Director: Sam Mendes
Writer: Neal Purvis, Robert Wade, and John Logan
Stars: Daniel Craig, Javier Bardem, Judi Dench, and Ben Whishaw
We begin on a mission where James Bond (Daniel Craig) has arrived too late, and a critical hard drive containing the real names and aliases of all undercover N.A.T.O. operatives has been stolen. The cat & mouse chase between Bond and the enemy operative leads across the streets, on the rooftops, and through the markets of Istanbul. We end on top of a moving passenger train where Bond is accidentally shot by his fellow MI-6 agent Eve (Naomie Harris) under orders from M (Judi Dench) and plummets to a river below. Cut-to opening song and credits.
With Bond presumed dead, MI-6 intelligence compromised, and a new administration in power, M finds herself under pressure from her new superior, Gareth Mallory (Ralph Fiennes), to resign; she refuses. In route to MI-6 headquarters she discovers the stolen hard drive is being accessed and orders it to be traced. Quickly they determine the hard drive is being remotely accessed from her own computer. But before M reaches headquarters a gas explosion compromises the building.
Under threat by an unknown enemy, MI-6 retreats to secondary subterranean offices. Bond, learning of the attack while on some tropical paradise, reports back for duty. Before he is allowed back into active service he must past a number of physical and psychological test; which M states he does. Back in action, he reports to his new “Q”uartermaster (Ben Whishaw) for his assignment and his equipment.
This is the first Craig Bond film that feels like a traditional Bond film. The director, Sam Mendes, is obviously a Bond fan and peppers the movie with a number of references to past films. His action set pieces are the best of the series, and are on par with the best of the Bourne films. Mendes also bookends the movie with two vastly different sequences that perfectly illustrate the journey of the characters and the audience. Istanbul is bright, crowded, and full of color occurring during the day. Scotland is damp, grey, and empty ending at night. In the beginning Bond is full of energy and support, at the end he is battered and basically alone.
The story is simple and straightforward, as well as focuses on character development and motivation–probably the only time in Bond film history where all those things come together. You understand where Silva (Javier Bardem), the antagonist, is coming from and what he wants to accomplish. For the first time M’s career decisions are shown to have severe ramifications. Her cold calculating choice in Hong Kong years past resulted in the death of many in the present. Also, you learn more of Bond’s past in Skyfall. Where he came from and what happened to his family. Why M likes him so much.

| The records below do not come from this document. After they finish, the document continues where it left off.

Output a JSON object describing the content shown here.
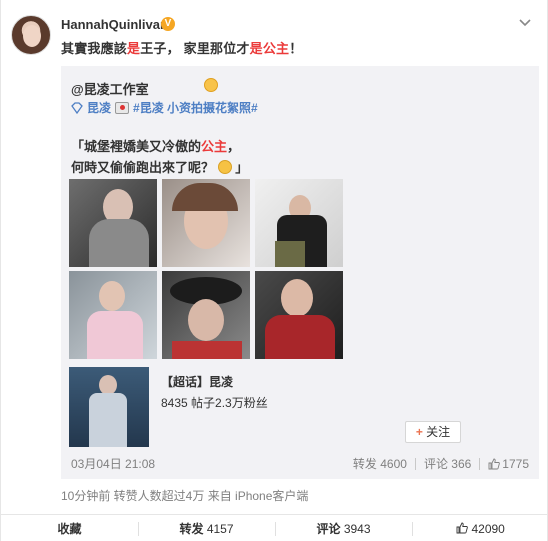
{
  "post": {
    "username": "HannahQuinlivan",
    "verified_badge": "V",
    "text_parts": [
      "其實我應該",
      "是",
      "王子， 家里那位才",
      "是公主",
      "！"
    ]
  },
  "repost": {
    "author": "@昆凌工作室",
    "tags": [
      "昆凌",
      "#昆凌 小资拍摄花絮照#"
    ],
    "quote_line1_a": "「城堡裡嬌美又冷傲的",
    "quote_line1_b": "公主",
    "quote_line1_c": "，",
    "quote_line2": "何時又偷偷跑出來了呢？",
    "quote_end": "」",
    "super_title": "【超话】昆凌",
    "super_sub": "8435 帖子2.3万粉丝",
    "follow_label": "关注",
    "time": "03月04日 21:08",
    "stats": {
      "forward": "转发 4600",
      "comment": "评论 366",
      "likes": "1775"
    }
  },
  "meta": "10分钟前 转赞人数超过4万 来自 iPhone客户端",
  "footer": {
    "collect": "收藏",
    "forward_label": "转发",
    "forward_count": "4157",
    "comment_label": "评论",
    "comment_count": "3943",
    "like_count": "42090"
  },
  "colors": {
    "accent_red": "#eb3a3a",
    "link_blue": "#4e7fc4",
    "muted": "#808080"
  }
}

The story is brought to life with success by the excellent cast, both old and new. Daniel Craig has made Bond his own, and more importantly he has made the character grow from film to film. The Bond of Skyfall is not the same one as Casino Royale; he is more jaded; tired of the business; in need of a reason to go on. Javier Bardem continues to prove that if you need a bad guy with a bad haircut, then he is your man. But whereas his Anton Chigurho of No Country for Old Men is a one-dimensional force of nature, his Silva is nuance and more humane.
The new additions of Naomie Harris, Ralph Fiennes, and Ben Whishaw will also benefit the franchise in years to come. Ben Whishaw in particular stands out as a new Q for a new time; both understanding the power of technology and eventually its limits. He was cheekiley brought down a peg by Silva, but the character was made better for it in the long run.

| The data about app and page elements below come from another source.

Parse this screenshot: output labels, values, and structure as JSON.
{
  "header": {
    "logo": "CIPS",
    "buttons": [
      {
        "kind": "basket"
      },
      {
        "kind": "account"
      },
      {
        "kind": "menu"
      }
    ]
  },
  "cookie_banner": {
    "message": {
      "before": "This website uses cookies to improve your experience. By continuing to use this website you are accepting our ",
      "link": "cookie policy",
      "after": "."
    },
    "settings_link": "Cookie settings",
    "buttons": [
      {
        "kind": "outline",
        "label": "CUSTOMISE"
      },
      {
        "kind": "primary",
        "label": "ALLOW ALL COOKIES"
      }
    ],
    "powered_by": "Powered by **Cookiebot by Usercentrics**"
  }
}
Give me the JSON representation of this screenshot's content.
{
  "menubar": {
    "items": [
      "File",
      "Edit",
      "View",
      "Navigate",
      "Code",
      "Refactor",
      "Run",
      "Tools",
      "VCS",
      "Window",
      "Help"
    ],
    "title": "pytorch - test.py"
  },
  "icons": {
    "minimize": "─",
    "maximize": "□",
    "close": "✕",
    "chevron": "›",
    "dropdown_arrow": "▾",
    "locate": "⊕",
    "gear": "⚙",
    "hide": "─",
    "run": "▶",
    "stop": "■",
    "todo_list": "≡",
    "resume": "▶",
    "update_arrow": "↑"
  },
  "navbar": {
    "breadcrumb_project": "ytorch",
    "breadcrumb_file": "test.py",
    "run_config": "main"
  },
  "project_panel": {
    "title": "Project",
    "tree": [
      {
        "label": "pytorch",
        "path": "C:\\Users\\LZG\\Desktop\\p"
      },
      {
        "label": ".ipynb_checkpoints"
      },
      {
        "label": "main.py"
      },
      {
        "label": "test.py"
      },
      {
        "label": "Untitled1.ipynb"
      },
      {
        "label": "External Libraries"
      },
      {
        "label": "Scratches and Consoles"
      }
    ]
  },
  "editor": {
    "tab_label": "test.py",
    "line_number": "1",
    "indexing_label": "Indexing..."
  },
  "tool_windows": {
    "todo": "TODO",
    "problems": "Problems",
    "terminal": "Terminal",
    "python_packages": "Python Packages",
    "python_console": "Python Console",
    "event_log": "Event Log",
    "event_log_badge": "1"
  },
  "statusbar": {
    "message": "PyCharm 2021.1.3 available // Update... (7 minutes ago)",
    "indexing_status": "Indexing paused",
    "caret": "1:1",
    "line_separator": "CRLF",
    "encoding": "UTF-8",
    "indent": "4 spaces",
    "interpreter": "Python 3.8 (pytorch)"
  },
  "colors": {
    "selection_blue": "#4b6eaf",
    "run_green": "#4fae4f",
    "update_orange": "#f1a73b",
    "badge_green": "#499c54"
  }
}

As a purely Bond film with all the traditions–and baggage–that implies, Skyfall stands as Daniel Craig’s best entry into the franchise.
Grade = A